Punitive damages are controlled by California Civil Code Section 3294 and 3295. In seeking these damages, the “bad act” must be engaged in or ratified by an officer, director or managing agent of the corporation.  (This office is proud to have established new California law on the subject at the Supreme Court level with the decision of Maxwell vs. Beverly Enterprises (companion case to White vs. Ultramar).

Most litigation occurs over the definition of “managing agent”. This is almost always a fact question for the jury. For example, what about a store manager at a “big box” store such as Target, Home Depot, Best Buy, etc., that supervises 300 employees but has limited power to set policies? If he/she intentionally refuses to enforce a policy is that the “making” of policy? If an employee is terminated outside of store policy (say, for complaining about discrimination), has the manager “made policy”? Some cases hold that simple non-enforcing policy is sufficient to show discretion.

On the other hand, what about a higher-level district manager who is basically a paper-pusher and does not go into the field, but simply trusts his store managers to implement policy? If he is advised of a violation of policy, but does nothing, is that sufficient to call him a “managing agent” for purposes of liability. Most cases hold “yes”. In fact in our Maxwell decision, the court held that both the nursing home administrator and the district manager were managing agents. The jury returned a verdict in excess of $1,550,000.
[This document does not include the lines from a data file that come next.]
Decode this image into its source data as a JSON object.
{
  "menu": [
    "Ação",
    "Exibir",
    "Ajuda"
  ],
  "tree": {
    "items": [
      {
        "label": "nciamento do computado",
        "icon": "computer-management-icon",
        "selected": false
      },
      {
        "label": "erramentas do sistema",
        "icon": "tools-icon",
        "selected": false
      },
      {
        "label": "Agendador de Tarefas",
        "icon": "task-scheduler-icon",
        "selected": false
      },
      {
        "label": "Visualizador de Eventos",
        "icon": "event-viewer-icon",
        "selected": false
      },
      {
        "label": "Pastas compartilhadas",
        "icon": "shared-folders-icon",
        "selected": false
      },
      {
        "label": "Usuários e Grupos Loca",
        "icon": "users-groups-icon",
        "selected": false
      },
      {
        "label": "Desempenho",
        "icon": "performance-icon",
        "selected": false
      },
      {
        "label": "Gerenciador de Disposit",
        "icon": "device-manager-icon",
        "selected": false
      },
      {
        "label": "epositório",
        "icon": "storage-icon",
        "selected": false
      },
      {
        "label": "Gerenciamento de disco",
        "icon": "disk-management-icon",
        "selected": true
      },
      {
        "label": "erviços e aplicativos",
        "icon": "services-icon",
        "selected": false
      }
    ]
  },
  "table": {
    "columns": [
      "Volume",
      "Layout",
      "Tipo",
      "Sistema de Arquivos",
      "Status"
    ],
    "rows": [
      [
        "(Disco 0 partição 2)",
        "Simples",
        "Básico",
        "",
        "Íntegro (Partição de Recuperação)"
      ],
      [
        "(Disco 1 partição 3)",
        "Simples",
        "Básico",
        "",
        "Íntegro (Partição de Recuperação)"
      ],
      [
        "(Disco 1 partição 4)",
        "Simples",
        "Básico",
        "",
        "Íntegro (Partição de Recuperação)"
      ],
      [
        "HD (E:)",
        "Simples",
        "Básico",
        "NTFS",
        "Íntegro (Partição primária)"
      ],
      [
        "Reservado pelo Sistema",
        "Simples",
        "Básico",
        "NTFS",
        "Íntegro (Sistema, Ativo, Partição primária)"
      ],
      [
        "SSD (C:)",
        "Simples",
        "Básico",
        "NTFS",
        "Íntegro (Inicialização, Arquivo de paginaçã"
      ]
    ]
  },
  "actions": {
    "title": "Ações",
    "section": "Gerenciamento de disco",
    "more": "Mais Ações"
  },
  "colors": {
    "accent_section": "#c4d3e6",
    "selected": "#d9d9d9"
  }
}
Your attorney’s skill in preparing the jury for this phase of the trial (called the second phase) is critical to winning. For example, has your attorney questioned prospective jurors to make sure they will follow the law with regard to punishment? Do they understand that the law authorizes penalty damages if malice, oppression or fraud is found? The amount of punitive damages is generally based on the reprehensibility of the underlying conduct, the relationship between the punitive damages and the harm and the amount needed to deter and punish so that future conduct of a similar ilk will be prevented. CACI 3949.